I’ve used PySide2 with a built-from-source Python, not original, because the way the environment I’ve tried that in is setup, I don’t have access to PyQt5. The app I’m trying to update from VTK 8.2.0 to VTK 9.0.0 uses PyQt5 (it relies on a couple of PyQt5 specific things that work differently in PySide2, so it would need some refactoring), and I couldn’t try it with PySide2, to see if that would have made any difference.

So the gap is that I don’t know if trying your example script with PyQt5 (and built-from-source python) would have worked or failed, and I don’t know if trying my app with PySide2 (using Python installed from Conda) instead of PyQt5 would have worked or also failed.

Thanks for the explanation. I did some more prodding, and discovered that the problem was that the NSView (created by Qt) wasn’t connecting to the NSOpenGLContext (created by VTK). The [context setView:view]call in vtkCocoaRenderWindow was not doing anything. Basically, it seems that the Qt widget must be in a suitable state before the connection is made.
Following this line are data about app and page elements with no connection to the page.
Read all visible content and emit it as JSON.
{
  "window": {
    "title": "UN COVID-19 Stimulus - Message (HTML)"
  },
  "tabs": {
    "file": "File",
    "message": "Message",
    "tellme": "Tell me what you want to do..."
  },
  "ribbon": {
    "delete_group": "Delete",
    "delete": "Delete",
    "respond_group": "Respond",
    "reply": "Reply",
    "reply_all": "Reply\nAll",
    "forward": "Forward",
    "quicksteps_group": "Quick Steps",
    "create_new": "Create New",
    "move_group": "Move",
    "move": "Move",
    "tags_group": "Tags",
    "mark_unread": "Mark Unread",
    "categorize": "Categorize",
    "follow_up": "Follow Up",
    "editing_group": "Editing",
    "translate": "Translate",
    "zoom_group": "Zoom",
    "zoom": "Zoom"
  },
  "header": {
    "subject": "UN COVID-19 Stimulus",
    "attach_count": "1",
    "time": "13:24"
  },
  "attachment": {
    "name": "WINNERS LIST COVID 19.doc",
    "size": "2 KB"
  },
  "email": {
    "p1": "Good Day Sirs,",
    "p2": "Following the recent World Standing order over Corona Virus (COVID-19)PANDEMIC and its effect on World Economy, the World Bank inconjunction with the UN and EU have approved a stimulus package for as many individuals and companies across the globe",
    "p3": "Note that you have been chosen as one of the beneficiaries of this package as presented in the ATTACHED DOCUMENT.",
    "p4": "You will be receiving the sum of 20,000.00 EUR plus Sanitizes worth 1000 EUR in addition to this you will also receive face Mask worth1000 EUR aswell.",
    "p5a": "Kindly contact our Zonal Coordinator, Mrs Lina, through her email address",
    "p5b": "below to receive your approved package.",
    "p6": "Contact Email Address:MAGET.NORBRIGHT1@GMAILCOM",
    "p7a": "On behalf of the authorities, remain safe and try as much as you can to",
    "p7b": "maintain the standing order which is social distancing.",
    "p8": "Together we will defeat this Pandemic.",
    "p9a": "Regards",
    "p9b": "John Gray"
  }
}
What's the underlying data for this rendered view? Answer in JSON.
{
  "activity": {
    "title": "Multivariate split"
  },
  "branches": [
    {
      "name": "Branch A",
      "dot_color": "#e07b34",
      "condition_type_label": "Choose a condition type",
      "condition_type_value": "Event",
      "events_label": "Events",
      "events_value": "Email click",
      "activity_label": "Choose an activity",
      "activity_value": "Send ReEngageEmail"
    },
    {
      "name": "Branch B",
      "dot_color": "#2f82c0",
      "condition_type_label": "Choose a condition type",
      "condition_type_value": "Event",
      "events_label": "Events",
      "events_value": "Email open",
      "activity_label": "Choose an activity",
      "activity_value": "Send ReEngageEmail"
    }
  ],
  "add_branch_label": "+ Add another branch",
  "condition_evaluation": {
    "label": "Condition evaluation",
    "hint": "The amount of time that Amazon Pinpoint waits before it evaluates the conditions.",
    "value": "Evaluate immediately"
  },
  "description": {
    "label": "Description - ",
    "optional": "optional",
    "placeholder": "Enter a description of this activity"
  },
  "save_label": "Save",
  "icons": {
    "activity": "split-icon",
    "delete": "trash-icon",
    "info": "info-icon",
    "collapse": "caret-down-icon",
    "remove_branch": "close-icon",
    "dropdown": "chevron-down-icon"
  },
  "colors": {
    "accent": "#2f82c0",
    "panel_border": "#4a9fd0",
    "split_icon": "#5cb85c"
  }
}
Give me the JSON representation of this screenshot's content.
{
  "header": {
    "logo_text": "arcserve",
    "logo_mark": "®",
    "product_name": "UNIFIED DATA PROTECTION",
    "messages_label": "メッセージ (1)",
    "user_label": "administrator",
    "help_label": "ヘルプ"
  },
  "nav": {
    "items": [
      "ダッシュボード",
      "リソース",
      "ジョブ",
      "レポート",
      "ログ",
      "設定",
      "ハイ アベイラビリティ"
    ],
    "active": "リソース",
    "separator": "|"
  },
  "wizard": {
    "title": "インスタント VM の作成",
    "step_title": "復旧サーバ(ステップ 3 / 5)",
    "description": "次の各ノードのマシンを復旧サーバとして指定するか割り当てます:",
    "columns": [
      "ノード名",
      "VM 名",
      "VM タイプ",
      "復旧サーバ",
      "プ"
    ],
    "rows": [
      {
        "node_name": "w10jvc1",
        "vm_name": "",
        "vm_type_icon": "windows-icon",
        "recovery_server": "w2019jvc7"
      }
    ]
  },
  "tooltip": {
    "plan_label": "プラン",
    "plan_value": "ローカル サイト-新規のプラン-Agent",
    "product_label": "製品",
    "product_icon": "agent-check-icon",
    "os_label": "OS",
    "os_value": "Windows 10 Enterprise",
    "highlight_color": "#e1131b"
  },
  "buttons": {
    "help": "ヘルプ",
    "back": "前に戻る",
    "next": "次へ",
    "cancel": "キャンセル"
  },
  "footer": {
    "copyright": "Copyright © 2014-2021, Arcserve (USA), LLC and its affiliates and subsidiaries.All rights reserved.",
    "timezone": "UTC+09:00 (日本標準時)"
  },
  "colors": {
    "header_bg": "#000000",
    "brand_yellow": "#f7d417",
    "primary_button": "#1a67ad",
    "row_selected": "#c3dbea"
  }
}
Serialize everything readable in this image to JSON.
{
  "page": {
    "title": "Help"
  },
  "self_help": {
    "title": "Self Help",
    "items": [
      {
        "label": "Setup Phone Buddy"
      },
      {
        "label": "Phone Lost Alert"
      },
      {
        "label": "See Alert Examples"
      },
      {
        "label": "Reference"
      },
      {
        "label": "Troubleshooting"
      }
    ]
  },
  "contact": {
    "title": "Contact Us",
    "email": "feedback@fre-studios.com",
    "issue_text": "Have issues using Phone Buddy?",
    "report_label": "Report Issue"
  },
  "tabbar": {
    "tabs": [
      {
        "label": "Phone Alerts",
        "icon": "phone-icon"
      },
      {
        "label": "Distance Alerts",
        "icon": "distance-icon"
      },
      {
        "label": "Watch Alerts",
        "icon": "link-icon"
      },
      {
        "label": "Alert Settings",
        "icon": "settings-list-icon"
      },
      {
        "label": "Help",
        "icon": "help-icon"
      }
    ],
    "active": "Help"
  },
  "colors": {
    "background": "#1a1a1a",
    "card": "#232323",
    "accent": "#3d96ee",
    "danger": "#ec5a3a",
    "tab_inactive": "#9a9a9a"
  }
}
Things appear to work as long as the VTK Initialize() is moved to after the Qt show():

    # complete the initialization

    # start event processing

Example: TestPyQtInteractor.py (2.4 KB)

This might also allow pyvista to use QWidget instead of QGLWidget.

Edit: actually, since Start() calls Initialize() internally, the simplest approach is probably to not call Initialize() at all. Just ensure that Start() isn’t called until the very end:

    # call "show()" somewhere up here

    # start event processing

David, I wonder if this could be related to the changes we made here?



Good catch, Sean. The problem can be fixed by putting back this additional setView that was removed from Start():

     NSOpenGLContext* context = (NSOpenGLContext*)this->GetContextId();
+    [context setView:(NSView*)this->GetWindowId()];
     [context update];

So that’s easy enough to do.

Thank you all for looking into this issue. Glad to see you’ve found an easy solution for it. Do you know when the fix will be available?

I’ve already put in a merge request, but if you’re wondering when new wheels will be available, my guess is two to four weeks. Don’t forget that moving the Start() call in in the Python code also seems to fix the issue.

Thanks for the update David. I’ve tried calling Start() for the instance of QVTKRenderWindowInteractor I’m creating through pyvista, but it didn’t work. It might need to be done directly in the library, so I’ll dig a bit to see if that would work.

The trick is to make sure that Initialize() and Start() are never called until after show() is called.